The lines of the records that include "send" should all be copied.

Data about app and page elements
········

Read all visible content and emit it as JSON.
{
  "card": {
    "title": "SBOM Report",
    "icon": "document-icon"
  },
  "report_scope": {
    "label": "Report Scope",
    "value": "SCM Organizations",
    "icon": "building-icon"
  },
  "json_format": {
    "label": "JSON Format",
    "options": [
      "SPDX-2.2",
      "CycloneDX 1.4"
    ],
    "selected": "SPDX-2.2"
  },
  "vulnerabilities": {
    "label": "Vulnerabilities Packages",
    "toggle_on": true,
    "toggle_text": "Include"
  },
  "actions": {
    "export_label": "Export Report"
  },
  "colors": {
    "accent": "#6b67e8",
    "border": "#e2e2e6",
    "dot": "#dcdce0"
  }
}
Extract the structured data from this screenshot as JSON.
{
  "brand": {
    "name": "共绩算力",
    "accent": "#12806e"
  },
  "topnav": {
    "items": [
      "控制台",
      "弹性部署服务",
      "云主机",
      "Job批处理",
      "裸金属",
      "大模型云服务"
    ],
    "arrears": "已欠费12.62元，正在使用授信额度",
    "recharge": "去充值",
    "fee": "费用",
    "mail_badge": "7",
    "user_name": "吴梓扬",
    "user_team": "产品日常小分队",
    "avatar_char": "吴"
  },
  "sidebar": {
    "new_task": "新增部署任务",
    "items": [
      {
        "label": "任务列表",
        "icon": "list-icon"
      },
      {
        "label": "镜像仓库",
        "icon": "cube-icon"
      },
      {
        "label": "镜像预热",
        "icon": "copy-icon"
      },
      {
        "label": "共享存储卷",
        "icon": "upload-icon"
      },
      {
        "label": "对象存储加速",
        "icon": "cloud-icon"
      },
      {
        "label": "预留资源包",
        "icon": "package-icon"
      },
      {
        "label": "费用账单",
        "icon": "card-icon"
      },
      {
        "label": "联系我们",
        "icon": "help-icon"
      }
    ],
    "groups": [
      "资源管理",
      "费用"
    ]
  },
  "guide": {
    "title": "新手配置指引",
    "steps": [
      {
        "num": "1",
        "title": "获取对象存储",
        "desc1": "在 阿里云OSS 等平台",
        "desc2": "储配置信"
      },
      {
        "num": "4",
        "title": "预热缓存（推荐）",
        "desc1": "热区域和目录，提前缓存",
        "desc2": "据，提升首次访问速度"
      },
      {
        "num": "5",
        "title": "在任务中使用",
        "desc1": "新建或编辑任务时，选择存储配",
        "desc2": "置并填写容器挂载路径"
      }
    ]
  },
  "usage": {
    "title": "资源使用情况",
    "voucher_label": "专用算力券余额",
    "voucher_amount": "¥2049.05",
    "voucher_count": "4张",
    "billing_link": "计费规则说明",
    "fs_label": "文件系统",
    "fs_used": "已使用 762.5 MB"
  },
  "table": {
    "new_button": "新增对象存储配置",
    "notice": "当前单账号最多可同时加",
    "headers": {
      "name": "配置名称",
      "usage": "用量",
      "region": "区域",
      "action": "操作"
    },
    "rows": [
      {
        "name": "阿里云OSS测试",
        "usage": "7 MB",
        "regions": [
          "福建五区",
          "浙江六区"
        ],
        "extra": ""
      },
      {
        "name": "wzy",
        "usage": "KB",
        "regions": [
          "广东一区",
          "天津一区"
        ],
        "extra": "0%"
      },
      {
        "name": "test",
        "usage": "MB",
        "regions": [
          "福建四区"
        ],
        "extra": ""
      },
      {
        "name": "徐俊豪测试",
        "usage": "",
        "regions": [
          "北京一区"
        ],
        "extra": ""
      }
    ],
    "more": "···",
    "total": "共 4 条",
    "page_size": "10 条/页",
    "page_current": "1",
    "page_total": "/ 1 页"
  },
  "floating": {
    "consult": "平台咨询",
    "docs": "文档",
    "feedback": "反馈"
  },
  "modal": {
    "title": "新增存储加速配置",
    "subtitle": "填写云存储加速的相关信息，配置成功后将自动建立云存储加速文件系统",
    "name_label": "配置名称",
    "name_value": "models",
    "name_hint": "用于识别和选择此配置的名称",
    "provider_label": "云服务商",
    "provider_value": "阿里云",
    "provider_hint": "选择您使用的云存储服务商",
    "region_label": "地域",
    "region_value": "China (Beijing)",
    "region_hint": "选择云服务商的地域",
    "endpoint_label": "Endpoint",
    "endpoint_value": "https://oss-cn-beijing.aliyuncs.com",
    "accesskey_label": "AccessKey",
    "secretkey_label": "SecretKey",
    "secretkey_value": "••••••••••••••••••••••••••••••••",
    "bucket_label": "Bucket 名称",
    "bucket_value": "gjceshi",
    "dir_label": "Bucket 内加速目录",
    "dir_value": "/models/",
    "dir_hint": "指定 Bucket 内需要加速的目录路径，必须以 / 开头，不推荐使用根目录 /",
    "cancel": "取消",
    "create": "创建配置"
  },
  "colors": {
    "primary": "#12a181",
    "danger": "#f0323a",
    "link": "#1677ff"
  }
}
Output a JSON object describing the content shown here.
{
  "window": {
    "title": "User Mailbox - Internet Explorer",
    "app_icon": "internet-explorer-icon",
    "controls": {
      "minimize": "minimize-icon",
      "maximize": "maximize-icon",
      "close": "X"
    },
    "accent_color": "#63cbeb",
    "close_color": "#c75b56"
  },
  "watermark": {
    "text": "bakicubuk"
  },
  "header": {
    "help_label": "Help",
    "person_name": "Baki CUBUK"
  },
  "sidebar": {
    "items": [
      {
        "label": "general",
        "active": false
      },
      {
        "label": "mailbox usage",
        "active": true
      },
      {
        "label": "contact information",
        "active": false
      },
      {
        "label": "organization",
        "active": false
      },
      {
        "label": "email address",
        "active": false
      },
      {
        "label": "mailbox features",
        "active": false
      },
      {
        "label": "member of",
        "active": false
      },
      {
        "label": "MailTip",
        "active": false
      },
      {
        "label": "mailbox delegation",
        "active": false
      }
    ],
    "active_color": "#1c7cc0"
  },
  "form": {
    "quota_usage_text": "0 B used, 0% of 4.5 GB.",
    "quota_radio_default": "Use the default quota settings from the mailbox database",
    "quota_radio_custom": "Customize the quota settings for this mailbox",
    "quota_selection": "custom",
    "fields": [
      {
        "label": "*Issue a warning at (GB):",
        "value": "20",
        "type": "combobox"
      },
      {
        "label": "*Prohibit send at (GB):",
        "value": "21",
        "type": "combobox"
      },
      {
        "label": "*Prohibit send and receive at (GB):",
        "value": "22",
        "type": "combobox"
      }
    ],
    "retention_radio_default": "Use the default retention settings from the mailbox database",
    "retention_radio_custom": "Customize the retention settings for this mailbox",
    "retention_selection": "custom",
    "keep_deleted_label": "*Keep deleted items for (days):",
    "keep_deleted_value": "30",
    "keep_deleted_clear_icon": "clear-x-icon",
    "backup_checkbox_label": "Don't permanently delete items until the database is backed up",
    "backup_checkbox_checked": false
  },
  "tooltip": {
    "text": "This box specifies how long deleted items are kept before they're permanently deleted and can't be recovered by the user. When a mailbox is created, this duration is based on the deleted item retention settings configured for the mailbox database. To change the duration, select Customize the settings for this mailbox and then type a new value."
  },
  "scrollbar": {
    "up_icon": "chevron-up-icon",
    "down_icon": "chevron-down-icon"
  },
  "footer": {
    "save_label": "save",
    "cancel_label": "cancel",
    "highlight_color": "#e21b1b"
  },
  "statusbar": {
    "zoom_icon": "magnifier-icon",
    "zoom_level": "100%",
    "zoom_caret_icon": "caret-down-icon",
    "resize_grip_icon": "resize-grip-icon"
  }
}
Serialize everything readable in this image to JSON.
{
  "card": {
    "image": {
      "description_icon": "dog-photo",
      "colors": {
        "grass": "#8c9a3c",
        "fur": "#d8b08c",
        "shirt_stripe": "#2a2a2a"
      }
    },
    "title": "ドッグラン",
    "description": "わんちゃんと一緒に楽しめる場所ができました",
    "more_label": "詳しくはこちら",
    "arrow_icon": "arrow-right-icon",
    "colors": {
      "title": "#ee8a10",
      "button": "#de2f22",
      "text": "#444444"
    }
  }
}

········

▶ Written reply
        "label": "*Prohibit send at (GB):",
        "label": "*Prohibit send and receive at (GB):",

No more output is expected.